Sarah Halzack is a Bloomberg Gadfly columnist covering the consumer and retail industries. She was previously a national retail reporter for the Washington Post.

When Inc. announced it had agreed to buy Whole Foods Market Inc., the news landed like a bomb in the grocery industry. Shares of companies such as Target Corp. and Supervalu Inc. were whacked, and startups like Blue Apron Holdings Inc. faced fresh questions about how they could get traction given this change in the competitive landscape.

But no company has been harder hit than Kroger Co., the grocery behemoth with about 2,800 supermarkets nationwide. Kroger’s stock has lost more than 38 percent of its value year-to-date, making it one of the worst performers in the S&P 500 Index.  

Kroger's stock was slammed when the Amazon-Whole Foods deal was announced, and it has struggled to recover
Source: Bloomberg

If there were ever a moment for Kroger to rise to the occasion and show investors it has a serious, actionable plan to face down new threats, it is now.

And so the company just put out a press release saying it is ... opening a restaurant?

Kroger on Thursday unveiled plans for an eatery it calls Kitchen 1883. The first location is set to open in October in Union, Kentucky, and it will serve “new American comfort food.”

There’s no doubt that fighting a foe like Amazon requires creative thinking and a willingness to tear up old playbooks. But opening a restaurant is a bad idea for Kroger right now. It is destined to be a distraction from its problems, not an answer to them.

First, let’s be generous and assume Kitchen 1883 will be a smashing success. It still does very little to answer Kroger’s most pressing question: How can it build a moat around its $118 billion in annual sales?

Remember, competitive pressure is not just coming from Amazon. Lidl is storming U.S. suburbs, Sprouts Farmers Market Inc. is growing quickly, and discount powerhouse Aldi continues to expand. Kroger needs to find a way to differentiate itself from this pack. Otherwise its market-share loss could be so big that a fledging restaurant chain will struggle to make up the difference.

But there's quite a good chance Kitchen 1883 won't be a hit. The restaurant business has been in something of a slump for a while now.

Hungry for Sales
The restaurant industry has seen sales decline in most of the past 12 months
Source: MillerPulse, Bloomberg

And just as mall-based retailers are grappling with being “overstored" -- having more locations than the market demands -- some players in the restaurant industry face a similar dynamic. These conditions will make it tough for a new concept to succeed.

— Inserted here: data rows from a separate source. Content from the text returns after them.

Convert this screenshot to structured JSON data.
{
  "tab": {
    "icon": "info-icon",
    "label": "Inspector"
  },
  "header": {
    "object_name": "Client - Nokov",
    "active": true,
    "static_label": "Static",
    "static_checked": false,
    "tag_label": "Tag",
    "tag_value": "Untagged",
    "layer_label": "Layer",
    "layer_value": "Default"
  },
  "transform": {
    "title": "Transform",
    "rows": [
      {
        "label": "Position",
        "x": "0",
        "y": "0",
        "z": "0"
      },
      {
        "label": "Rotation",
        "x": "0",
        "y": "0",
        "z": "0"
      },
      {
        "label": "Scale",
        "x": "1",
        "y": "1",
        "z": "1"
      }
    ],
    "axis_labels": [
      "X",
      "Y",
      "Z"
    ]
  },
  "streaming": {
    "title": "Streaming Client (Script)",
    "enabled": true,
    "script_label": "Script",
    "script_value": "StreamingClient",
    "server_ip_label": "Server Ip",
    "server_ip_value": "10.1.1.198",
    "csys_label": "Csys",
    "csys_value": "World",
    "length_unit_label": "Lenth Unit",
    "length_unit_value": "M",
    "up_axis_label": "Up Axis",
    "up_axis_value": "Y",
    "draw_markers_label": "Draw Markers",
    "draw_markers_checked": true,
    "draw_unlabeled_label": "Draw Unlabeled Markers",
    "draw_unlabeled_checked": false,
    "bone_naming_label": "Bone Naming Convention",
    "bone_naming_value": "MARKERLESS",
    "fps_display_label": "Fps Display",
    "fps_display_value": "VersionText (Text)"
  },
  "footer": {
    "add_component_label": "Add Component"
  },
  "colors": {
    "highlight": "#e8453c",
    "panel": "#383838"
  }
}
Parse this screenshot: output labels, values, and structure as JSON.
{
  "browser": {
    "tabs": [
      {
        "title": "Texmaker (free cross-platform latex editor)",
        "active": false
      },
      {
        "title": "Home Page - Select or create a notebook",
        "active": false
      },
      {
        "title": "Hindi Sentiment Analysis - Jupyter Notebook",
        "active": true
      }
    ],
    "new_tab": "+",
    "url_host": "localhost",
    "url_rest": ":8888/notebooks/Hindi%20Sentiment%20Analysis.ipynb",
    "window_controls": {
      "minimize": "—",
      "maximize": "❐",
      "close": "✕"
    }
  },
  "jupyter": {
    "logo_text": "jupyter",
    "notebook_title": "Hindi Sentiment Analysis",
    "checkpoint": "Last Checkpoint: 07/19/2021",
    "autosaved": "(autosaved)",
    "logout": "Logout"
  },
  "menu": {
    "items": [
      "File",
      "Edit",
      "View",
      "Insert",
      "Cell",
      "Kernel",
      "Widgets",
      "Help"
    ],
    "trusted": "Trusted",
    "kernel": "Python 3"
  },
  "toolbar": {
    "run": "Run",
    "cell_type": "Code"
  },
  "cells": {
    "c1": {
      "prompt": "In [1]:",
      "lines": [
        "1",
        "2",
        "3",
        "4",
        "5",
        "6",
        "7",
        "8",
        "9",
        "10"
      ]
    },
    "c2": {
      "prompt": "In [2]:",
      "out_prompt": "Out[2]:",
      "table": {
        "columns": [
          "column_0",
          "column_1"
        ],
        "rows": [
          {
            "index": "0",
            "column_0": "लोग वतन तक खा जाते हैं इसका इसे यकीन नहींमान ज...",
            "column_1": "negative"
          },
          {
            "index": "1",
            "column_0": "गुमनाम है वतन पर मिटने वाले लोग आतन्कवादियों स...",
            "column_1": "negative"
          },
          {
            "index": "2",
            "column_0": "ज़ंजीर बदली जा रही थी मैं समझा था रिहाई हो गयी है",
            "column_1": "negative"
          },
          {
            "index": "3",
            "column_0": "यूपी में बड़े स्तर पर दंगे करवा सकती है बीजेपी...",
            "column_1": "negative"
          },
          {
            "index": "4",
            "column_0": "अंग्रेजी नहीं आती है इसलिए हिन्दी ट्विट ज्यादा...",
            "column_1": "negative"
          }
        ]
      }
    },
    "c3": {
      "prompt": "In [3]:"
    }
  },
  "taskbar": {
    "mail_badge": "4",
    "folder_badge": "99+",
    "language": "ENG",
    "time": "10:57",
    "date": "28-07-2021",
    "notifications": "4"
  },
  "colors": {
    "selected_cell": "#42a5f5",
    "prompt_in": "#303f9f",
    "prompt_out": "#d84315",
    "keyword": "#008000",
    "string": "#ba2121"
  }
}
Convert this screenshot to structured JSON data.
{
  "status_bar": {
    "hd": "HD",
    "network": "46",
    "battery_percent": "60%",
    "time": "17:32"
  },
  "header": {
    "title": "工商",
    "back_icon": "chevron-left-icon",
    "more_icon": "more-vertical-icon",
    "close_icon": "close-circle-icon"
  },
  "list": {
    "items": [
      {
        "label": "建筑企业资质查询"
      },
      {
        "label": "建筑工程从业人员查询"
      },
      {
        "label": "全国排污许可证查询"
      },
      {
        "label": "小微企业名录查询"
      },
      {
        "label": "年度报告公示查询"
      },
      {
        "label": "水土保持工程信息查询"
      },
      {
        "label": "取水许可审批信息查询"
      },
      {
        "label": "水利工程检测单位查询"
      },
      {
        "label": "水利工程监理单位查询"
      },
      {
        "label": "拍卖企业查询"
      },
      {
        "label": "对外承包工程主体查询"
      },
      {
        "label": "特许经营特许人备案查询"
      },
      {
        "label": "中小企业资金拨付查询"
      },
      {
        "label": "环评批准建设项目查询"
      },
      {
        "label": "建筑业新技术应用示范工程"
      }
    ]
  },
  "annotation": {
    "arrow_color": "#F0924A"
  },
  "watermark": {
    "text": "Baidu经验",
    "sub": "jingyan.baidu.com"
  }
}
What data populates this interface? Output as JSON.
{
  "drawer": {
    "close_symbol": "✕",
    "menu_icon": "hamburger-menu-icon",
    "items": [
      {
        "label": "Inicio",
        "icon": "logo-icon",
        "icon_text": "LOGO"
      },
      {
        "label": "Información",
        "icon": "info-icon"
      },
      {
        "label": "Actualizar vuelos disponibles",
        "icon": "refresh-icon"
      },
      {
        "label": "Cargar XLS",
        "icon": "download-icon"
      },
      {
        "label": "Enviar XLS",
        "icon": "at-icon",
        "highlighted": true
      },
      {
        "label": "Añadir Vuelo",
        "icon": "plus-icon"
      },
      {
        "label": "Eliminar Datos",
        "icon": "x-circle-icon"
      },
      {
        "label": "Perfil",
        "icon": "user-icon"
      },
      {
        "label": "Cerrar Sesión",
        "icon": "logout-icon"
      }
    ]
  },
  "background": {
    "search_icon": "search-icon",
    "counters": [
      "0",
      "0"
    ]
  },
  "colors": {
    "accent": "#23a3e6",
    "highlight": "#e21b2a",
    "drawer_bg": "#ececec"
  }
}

And that is especially true if the brand in question doesn’t feel particularly distinctive. Kroger describes Kitchen 1883 as offering “a made-from-scratch menu, hand-crafted cocktails and a community-centered atmosphere." Maybe Kroger is being skimpy on details at this point for a reason, but this is so vague it could describe any number of restaurant chains in America. It does nothing to suggest Kroger will bring something different and exciting to the dining scene.

Kroger needs to get its primary business in fighting shape instead of trying to tackle new areas of the food business.

For one, it could consider some splashy dealmaking of its own. Brittain Ladd, a supermarket industry consultant who used to work in Amazon’s grocery business, has suggested it look to join forces with Target. They could cross-pollinate customers and benefit from each other’s expertise; as Gadfly has noted previously, Target’s grocery department is a real trouble spot.

Kroger could also plow more money into improving its e-commerce capabilities. And it could focus more on prepared foods, which would help attract a convenience-minded customer without veering too far from what it does best.

Stick to what you know, Kroger. But do it with more creativity and urgency. 

This column does not necessarily reflect the opinion of Bloomberg LP and its owners.

To contact the author of this story:
Sarah Halzack in Washington at

To contact the editor responsible for this story:
Mark Gongloff at